Thanks to its position on the river trade routes Fronsac was a rich and productive area. Its Gaulish market attracted the Romans who settled there and built a temple on the hill top of le Tertre. Charlemagne, King of the Francs, built a mighty fortress over the temple in 769. This fortress was the most powerful in Western France and Fronsac probably took its name from ‘Fronciacus’ meaning ‘Castle of the Francs’.
Fronsac’s golden age revolved around the charismatic Cardinal who purchased Chateau Richelieu in 1632. Under his influence the popularity of Fronsac’s wines soared – in 1783 the entire output of neighbouring Chateau Canon was reserved for the court of the Dauphin at Versailles. On the crest of this wave the wine makers turned their attention to quality control and the notion of ‘Cru’ (Growth) and subsequently that of ‘Chateau’ (Wine Estate) were born. In other words Fronsac wines had to be made from selected grapes grown in a single year by a specific Fronsac chateau. Before this wines could be made from a variety of vineyards and from different years’ harvests – which meant they were a very mixed bag!
Quality is still paramount in Fronsac today. Fronsac wine producers have to set a high standard in order to get their wines discovered. Therefore, wine lovers in the UK benefit from fantastic Fronsac wines at great value for money.
My most recent find from Fronsac is a prime example of a classic Fronsac petit chateau producing high quality wine bearing all the hall marks of this region’s superiority: Chateau Haut Gaussens
Chateau Haut Gaussens lies in the village of Verac which sits high on a limestone plateau at the edge of Fronsac. This was once the seat of the Lords of Fronsac, the Pommiers, who held court here from the 11th century right up until the French Revolution. Chateau de Pommiers still stands in Verac and beneath it lies a Roman villa belonging to Veracus, who gave his name to the village. Swords, javelins, vases and medals were discovered there in 1740 thought to date from the times of Emperor Antonius.
History & Awards:

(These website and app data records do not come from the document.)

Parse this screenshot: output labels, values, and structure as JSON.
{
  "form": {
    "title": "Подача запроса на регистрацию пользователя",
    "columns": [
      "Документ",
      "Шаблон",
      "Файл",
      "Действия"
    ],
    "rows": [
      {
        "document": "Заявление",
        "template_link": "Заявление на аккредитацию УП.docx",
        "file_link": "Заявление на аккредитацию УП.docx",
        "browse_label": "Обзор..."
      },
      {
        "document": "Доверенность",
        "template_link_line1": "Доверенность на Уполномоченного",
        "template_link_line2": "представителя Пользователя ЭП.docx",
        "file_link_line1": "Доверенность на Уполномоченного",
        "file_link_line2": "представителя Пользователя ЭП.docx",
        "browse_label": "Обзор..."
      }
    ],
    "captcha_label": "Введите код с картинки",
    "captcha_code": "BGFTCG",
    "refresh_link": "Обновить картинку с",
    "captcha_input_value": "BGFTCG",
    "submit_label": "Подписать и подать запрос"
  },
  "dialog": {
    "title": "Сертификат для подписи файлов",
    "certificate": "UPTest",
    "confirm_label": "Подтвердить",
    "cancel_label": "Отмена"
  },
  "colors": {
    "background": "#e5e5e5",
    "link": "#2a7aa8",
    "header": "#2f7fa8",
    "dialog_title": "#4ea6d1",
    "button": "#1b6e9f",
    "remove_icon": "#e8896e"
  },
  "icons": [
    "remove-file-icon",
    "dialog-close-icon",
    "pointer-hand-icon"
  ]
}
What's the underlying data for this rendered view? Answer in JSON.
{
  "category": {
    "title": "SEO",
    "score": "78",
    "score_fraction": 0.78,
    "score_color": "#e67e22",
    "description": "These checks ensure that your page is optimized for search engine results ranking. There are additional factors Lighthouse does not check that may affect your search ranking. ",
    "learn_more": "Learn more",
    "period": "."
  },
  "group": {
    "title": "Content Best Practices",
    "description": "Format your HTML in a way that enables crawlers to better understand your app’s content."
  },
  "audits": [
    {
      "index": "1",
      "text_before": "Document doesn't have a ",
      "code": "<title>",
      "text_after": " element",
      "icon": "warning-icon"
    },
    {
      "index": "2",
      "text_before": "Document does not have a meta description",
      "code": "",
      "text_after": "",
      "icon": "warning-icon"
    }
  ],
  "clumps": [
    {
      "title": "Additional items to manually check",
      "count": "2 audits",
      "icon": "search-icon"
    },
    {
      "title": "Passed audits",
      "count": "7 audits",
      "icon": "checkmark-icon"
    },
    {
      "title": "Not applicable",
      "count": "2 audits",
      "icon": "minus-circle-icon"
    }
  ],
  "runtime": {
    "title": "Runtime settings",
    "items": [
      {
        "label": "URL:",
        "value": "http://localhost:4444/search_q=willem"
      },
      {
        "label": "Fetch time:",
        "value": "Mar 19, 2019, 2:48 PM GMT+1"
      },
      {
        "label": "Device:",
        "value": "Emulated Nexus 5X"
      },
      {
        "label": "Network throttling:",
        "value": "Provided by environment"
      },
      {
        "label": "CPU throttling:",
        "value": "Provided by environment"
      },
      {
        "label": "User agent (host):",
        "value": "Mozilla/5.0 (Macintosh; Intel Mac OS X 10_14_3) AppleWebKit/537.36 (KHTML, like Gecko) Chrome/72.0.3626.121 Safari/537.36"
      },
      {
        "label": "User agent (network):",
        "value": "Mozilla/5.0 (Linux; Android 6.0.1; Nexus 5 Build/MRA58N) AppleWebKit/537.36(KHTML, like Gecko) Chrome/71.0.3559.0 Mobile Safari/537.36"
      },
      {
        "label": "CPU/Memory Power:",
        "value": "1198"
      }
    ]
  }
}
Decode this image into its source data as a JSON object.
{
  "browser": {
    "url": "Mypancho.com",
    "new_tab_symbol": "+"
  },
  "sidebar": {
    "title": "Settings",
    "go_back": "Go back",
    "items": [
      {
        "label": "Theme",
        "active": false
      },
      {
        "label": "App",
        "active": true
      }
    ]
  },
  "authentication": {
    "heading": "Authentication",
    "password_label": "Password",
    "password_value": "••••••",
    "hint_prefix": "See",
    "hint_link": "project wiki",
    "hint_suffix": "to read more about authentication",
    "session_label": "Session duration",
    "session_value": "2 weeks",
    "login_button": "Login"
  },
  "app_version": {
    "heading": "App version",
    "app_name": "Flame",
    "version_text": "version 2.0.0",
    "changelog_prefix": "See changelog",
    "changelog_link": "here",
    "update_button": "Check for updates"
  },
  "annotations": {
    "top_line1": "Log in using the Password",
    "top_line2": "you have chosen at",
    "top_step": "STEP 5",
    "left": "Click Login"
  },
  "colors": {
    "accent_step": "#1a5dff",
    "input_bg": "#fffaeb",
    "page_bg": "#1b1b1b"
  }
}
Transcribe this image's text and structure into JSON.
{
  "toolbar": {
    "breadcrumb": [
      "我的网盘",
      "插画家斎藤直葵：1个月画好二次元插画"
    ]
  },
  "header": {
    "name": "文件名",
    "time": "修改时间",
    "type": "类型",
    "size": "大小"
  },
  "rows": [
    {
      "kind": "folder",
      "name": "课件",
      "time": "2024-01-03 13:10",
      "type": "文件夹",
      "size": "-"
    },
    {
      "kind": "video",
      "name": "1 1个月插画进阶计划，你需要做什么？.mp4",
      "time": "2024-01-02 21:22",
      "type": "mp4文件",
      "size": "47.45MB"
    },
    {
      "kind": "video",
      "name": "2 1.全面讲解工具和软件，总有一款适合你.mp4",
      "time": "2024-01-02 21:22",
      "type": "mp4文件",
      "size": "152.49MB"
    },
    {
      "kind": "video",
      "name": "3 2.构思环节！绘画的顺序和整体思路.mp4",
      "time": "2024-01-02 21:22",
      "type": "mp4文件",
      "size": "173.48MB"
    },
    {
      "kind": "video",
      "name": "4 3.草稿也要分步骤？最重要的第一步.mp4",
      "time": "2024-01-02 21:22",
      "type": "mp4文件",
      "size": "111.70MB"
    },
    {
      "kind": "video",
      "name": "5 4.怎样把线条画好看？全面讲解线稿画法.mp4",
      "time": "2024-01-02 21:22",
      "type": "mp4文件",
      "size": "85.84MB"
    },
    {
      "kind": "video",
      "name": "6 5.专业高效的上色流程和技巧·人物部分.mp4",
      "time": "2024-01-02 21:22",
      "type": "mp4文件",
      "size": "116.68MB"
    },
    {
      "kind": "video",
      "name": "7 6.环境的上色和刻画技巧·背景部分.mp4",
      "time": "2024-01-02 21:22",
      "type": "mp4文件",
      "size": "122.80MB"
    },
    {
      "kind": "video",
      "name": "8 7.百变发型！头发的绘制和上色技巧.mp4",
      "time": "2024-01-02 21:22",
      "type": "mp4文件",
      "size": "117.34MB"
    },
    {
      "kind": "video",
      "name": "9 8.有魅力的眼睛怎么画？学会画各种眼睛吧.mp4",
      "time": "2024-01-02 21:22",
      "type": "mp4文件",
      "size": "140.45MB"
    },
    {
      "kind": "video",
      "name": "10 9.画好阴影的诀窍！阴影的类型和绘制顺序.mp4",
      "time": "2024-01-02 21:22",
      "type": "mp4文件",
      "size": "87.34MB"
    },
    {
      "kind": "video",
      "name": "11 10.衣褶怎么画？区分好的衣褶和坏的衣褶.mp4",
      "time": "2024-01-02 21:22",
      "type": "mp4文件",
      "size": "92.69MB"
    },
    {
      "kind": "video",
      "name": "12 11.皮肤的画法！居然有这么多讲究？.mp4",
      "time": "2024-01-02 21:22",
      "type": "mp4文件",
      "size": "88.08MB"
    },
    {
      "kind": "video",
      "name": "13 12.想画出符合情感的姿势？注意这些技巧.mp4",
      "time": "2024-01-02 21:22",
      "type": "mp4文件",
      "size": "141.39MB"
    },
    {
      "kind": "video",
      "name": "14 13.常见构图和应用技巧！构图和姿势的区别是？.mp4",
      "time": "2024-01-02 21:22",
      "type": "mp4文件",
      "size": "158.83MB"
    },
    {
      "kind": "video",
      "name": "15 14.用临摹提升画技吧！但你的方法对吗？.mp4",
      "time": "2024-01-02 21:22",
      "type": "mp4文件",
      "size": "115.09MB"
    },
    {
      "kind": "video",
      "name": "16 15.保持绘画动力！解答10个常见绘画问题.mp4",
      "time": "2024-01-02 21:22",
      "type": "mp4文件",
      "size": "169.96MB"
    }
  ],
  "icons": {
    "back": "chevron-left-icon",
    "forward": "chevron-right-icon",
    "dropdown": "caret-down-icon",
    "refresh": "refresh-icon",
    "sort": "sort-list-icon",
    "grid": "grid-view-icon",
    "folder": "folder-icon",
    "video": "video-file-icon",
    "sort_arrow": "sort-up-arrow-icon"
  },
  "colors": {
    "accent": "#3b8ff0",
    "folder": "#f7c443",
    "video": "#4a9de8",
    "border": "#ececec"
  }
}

Typical of Fronsac, Chateau Haut Gaussens is a tiny chateau that has been reborn, not once but twice. First restored in the 19th century, Haut Gaussens was saved by the Lhuillier family during the Second World War in 1941. Stephane Lhuillier, who represents the third generation of this wine making family, took over the reins in 2000. Having undertaken a substantial restructuring of the property, including the winery, wine tasting room and vines, Stephane is now seeing the rise in fortunes of the little chateau with a cluster of awards in France. Newly awarded the Macon Bronze Medal, Haut Gaussens is also a newcomer to the UK, having been recently introduced by Bordeaux-Undiscovered.
If you are a Claret lover and have yet to discover Fronsac, the 2012 vintage from Haut Gaussens is a great wine to try in order to get to know the appellation. Bordeaux-Undiscovered has it at the introductory price of £7.99.
Supple, sensuous, fuller bodied Claret with lovely balance. Aromatic and generous. Rich flavours of ripe blackberry, truffle, damson and dried fig melting into sweeter tones of liquorice, clove, roasted hazelnut and red currant jelly. Soft, mellow tannins and a good finish.
Haut Gaussens is a formidable match for beef and steak, roasted, barbecued or pan fried. It also pairs beautifully with game such as venison, duck, pigeon, pheasant and wild boar sausages. Being heavier than most Clarets it is great with richly flavoured dishes, garlicky pates and terrines, nutty or fruit infused cheese and hearty vegetarian fare (especially nut cutlets).
*Price correct at the time of writing.